However, if representing your local community while balancing academics and athletic pursuits sounds appealing, then joining a school team could prove beneficial.
No matter what choice is made, expert guidance from seasoned trainers would significantly aid any ambitious player’s journey towards achieving their hoops dreams.
FAQs in Relation to What Are the Differences Between Aau/Select and School Basketball Teams
What are the differences between AAU/Select and school basketball teams?
AAU (Amateur Athletic Union) and select basketball teams have distinct characteristics that set them apart from school basketball teams.
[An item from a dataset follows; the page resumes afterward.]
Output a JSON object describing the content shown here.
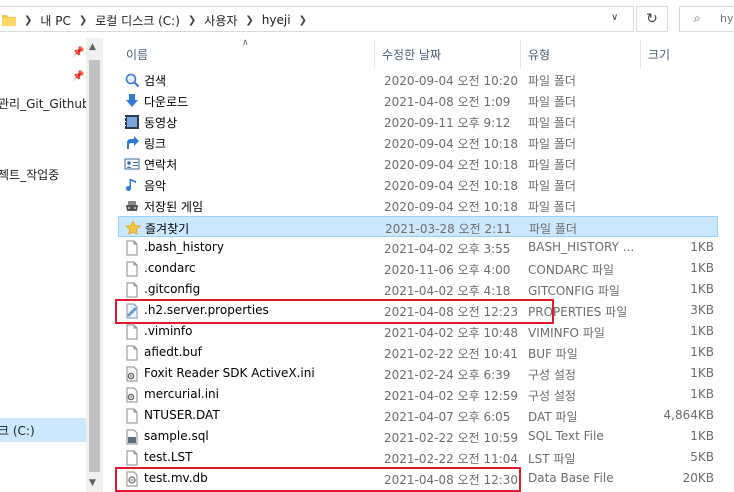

Let’s explore the differences between these two types of teams.
1. Geographical Scope: Select teams are often community-based, drawing players from a specific local area. On the other hand, AAU teams have a wider reach, attracting players from broader regions.
2. Competition Level: AAU teams generally compete at higher levels compared to school basketball teams. They participate in competitive tournaments and face off against top talent from various regions.
3. Recruiting Opportunities: AAU teams provide more extensive recruiting opportunities for players. College coaches and scouts often attend AAU tournaments to identify potential recruits, offering players a chance to showcase their skills on a larger stage.
4. Exposure: While school basketball offers local exposure, AAU teams provide a broader competitive scope. Players on AAU teams have the opportunity to compete against top talent from different areas, gaining exposure to a wider audience.
5. Coaching: School and AAU teams alike have committed coaches, but their coaching methods and strategies can differ.
AAU/select and school basketball teams may share the same court, but they play a different game. The differences are clear – from player development opportunities to coaching styles.
The structure of AAU/select and school teams is as distinct as night and day. Each team has its unique rhythm when it comes to roster size, practice schedules, and even game schedules.
Recruiting processes for these two types of teams are also worlds apart. How players get identified and evaluated – everything changes depending on whether you’re in an AAU or a school setting.
And let’s not forget cost considerations! Fees, travel expenses, and equipment costs… each choice presents its own financial challenges and benefits.
All these factors boil down to one thing: what’s best for your budding hoop star? That depends entirely on their needs and aspirations in this sport we all love so much!
Need a hand navigating the world of youth basketball training? BasketballTrainer.com is here to help. We’re leaders in Basketball Training & Player Development, and we’re ready to guide your budding player towards on-court and off-court success.